_ACTIVITY_: All entries below are to be duplicated verbatim.

_WORKING DATA_:
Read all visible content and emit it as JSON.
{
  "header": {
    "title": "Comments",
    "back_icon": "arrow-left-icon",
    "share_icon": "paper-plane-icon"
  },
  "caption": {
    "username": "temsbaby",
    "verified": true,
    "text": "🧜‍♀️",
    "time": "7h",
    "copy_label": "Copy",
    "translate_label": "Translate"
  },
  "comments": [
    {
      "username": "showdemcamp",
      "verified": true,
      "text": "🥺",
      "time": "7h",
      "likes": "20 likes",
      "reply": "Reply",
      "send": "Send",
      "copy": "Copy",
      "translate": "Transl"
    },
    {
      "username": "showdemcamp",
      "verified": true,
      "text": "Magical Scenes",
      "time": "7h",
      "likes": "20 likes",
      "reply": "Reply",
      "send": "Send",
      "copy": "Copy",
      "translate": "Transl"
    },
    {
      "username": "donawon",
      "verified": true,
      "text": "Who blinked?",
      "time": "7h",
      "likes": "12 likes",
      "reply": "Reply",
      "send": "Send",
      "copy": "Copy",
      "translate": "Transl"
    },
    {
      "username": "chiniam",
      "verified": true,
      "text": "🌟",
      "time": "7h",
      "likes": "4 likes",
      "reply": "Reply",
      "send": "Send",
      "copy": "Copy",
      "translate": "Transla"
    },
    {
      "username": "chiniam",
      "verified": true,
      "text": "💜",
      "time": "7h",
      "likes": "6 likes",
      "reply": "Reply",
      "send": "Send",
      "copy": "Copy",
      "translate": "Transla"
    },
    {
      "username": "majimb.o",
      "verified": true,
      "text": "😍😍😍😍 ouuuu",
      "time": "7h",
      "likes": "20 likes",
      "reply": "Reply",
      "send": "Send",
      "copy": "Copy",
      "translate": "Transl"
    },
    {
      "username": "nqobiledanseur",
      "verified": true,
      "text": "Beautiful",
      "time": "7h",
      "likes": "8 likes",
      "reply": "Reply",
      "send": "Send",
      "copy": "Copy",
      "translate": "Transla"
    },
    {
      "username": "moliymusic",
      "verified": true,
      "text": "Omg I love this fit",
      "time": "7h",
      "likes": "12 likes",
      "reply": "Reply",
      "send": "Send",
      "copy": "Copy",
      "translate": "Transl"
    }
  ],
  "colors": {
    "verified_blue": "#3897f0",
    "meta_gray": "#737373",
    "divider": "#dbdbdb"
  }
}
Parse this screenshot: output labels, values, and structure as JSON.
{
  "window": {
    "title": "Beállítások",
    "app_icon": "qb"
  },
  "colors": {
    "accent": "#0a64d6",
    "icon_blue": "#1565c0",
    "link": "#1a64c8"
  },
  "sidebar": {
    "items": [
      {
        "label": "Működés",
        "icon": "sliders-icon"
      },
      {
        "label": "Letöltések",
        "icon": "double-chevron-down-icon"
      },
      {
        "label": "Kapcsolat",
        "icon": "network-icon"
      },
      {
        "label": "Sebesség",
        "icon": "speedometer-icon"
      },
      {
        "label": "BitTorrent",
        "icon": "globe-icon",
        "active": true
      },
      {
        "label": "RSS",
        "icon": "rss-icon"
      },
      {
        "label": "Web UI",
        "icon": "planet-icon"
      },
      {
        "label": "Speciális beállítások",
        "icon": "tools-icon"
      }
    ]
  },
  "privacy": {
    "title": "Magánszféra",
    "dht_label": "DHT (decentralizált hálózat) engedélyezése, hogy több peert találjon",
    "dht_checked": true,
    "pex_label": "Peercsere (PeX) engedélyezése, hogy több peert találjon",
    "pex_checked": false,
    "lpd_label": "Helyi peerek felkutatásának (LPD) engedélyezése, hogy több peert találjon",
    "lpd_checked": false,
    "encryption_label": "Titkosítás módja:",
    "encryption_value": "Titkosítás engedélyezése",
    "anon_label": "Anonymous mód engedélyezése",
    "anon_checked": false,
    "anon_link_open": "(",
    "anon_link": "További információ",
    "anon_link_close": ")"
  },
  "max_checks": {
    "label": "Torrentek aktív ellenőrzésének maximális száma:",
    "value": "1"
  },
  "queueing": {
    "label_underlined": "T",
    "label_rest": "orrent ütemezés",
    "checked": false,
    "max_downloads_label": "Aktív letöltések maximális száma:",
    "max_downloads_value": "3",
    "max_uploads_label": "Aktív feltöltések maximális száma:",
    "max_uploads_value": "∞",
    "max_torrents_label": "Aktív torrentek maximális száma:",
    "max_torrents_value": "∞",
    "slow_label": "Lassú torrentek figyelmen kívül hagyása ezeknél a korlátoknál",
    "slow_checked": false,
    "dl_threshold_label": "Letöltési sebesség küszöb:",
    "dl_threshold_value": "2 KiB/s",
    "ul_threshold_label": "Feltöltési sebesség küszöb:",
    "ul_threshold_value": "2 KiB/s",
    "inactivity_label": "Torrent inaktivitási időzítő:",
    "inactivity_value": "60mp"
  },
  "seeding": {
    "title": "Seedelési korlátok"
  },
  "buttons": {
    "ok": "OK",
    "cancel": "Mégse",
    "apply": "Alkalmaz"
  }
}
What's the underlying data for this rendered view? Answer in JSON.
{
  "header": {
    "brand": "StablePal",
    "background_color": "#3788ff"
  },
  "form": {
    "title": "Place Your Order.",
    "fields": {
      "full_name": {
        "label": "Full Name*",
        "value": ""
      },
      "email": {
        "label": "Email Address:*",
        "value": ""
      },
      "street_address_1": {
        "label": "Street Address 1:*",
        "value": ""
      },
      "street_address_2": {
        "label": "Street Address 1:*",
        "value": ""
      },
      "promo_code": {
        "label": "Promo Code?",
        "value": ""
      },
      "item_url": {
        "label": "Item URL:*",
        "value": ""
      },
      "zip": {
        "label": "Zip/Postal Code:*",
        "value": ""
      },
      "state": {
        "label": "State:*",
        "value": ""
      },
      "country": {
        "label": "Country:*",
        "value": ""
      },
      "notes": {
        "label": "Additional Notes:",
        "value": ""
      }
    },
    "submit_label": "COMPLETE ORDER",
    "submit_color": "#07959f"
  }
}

_RESPONSE_:
Read all visible content and emit it as JSON.
{
  "header": {
    "title": "Comments",
    "back_icon": "arrow-left-icon",
    "share_icon": "paper-plane-icon"
  },
  "caption": {
    "username": "temsbaby",
    "verified": true,
    "text": "🧜‍♀️",
    "time": "7h",
    "copy_label": "Copy",
    "translate_label": "Translate"
  },
  "comments": [
    {
      "username": "showdemcamp",
      "verified": true,
      "text": "🥺",
      "time": "7h",
      "likes": "20 likes",
      "reply": "Reply",
      "send": "Send",
      "copy": "Copy",
      "translate": "Transl"
    },
    {
      "username": "showdemcamp",
      "verified": true,
      "text": "Magical Scenes",
      "time": "7h",
      "likes": "20 likes",
      "reply": "Reply",
      "send": "Send",
      "copy": "Copy",
      "translate": "Transl"
    },
    {
      "username": "donawon",
      "verified": true,
      "text": "Who blinked?",
      "time": "7h",
      "likes": "12 likes",
      "reply": "Reply",
      "send": "Send",
      "copy": "Copy",
      "translate": "Transl"
    },
    {
      "username": "chiniam",
      "verified": true,
      "text": "🌟",
      "time": "7h",
      "likes": "4 likes",
      "reply": "Reply",
      "send": "Send",
      "copy": "Copy",
      "translate": "Transla"
    },
    {
      "username": "chiniam",
      "verified": true,
      "text": "💜",
      "time": "7h",
      "likes": "6 likes",
      "reply": "Reply",
      "send": "Send",
      "copy": "Copy",
      "translate": "Transla"
    },
    {
      "username": "majimb.o",
      "verified": true,
      "text": "😍😍😍😍 ouuuu",
      "time": "7h",
      "likes": "20 likes",
      "reply": "Reply",
      "send": "Send",
      "copy": "Copy",
      "translate": "Transl"
    },
    {
      "username": "nqobiledanseur",
      "verified": true,
      "text": "Beautiful",
      "time": "7h",
      "likes": "8 likes",
      "reply": "Reply",
      "send": "Send",
      "copy": "Copy",
      "translate": "Transla"
    },
    {
      "username": "moliymusic",
      "verified": true,
      "text": "Omg I love this fit",
      "time": "7h",
      "likes": "12 likes",
      "reply": "Reply",
      "send": "Send",
      "copy": "Copy",
      "translate": "Transl"
    }
  ],
  "colors": {
    "verified_blue": "#3897f0",
    "meta_gray": "#737373",
    "divider": "#dbdbdb"
  }
}
Parse this screenshot: output labels, values, and structure as JSON.
{
  "window": {
    "title": "Beállítások",
    "app_icon": "qb"
  },
  "colors": {
    "accent": "#0a64d6",
    "icon_blue": "#1565c0",
    "link": "#1a64c8"
  },
  "sidebar": {
    "items": [
      {
        "label": "Működés",
        "icon": "sliders-icon"
      },
      {
        "label": "Letöltések",
        "icon": "double-chevron-down-icon"
      },
      {
        "label": "Kapcsolat",
        "icon": "network-icon"
      },
      {
        "label": "Sebesség",
        "icon": "speedometer-icon"
      },
      {
        "label": "BitTorrent",
        "icon": "globe-icon",
        "active": true
      },
      {
        "label": "RSS",
        "icon": "rss-icon"
      },
      {
        "label": "Web UI",
        "icon": "planet-icon"
      },
      {
        "label": "Speciális beállítások",
        "icon": "tools-icon"
      }
    ]
  },
  "privacy": {
    "title": "Magánszféra",
    "dht_label": "DHT (decentralizált hálózat) engedélyezése, hogy több peert találjon",
    "dht_checked": true,
    "pex_label": "Peercsere (PeX) engedélyezése, hogy több peert találjon",
    "pex_checked": false,
    "lpd_label": "Helyi peerek felkutatásának (LPD) engedélyezése, hogy több peert találjon",
    "lpd_checked": false,
    "encryption_label": "Titkosítás módja:",
    "encryption_value": "Titkosítás engedélyezése",
    "anon_label": "Anonymous mód engedélyezése",
    "anon_checked": false,
    "anon_link_open": "(",
    "anon_link": "További információ",
    "anon_link_close": ")"
  },
  "max_checks": {
    "label": "Torrentek aktív ellenőrzésének maximális száma:",
    "value": "1"
  },
  "queueing": {
    "label_underlined": "T",
    "label_rest": "orrent ütemezés",
    "checked": false,
    "max_downloads_label": "Aktív letöltések maximális száma:",
    "max_downloads_value": "3",
    "max_uploads_label": "Aktív feltöltések maximális száma:",
    "max_uploads_value": "∞",
    "max_torrents_label": "Aktív torrentek maximális száma:",
    "max_torrents_value": "∞",
    "slow_label": "Lassú torrentek figyelmen kívül hagyása ezeknél a korlátoknál",
    "slow_checked": false,
    "dl_threshold_label": "Letöltési sebesség küszöb:",
    "dl_threshold_value": "2 KiB/s",
    "ul_threshold_label": "Feltöltési sebesség küszöb:",
    "ul_threshold_value": "2 KiB/s",
    "inactivity_label": "Torrent inaktivitási időzítő:",
    "inactivity_value": "60mp"
  },
  "seeding": {
    "title": "Seedelési korlátok"
  },
  "buttons": {
    "ok": "OK",
    "cancel": "Mégse",
    "apply": "Alkalmaz"
  }
}
What's the underlying data for this rendered view? Answer in JSON.
{
  "header": {
    "brand": "StablePal",
    "background_color": "#3788ff"
  },
  "form": {
    "title": "Place Your Order.",
    "fields": {
      "full_name": {
        "label": "Full Name*",
        "value": ""
      },
      "email": {
        "label": "Email Address:*",
        "value": ""
      },
      "street_address_1": {
        "label": "Street Address 1:*",
        "value": ""
      },
      "street_address_2": {
        "label": "Street Address 1:*",
        "value": ""
      },
      "promo_code": {
        "label": "Promo Code?",
        "value": ""
      },
      "item_url": {
        "label": "Item URL:*",
        "value": ""
      },
      "zip": {
        "label": "Zip/Postal Code:*",
        "value": ""
      },
      "state": {
        "label": "State:*",
        "value": ""
      },
      "country": {
        "label": "Country:*",
        "value": ""
      },
      "notes": {
        "label": "Additional Notes:",
        "value": ""
      }
    },
    "submit_label": "COMPLETE ORDER",
    "submit_color": "#07959f"
  }
}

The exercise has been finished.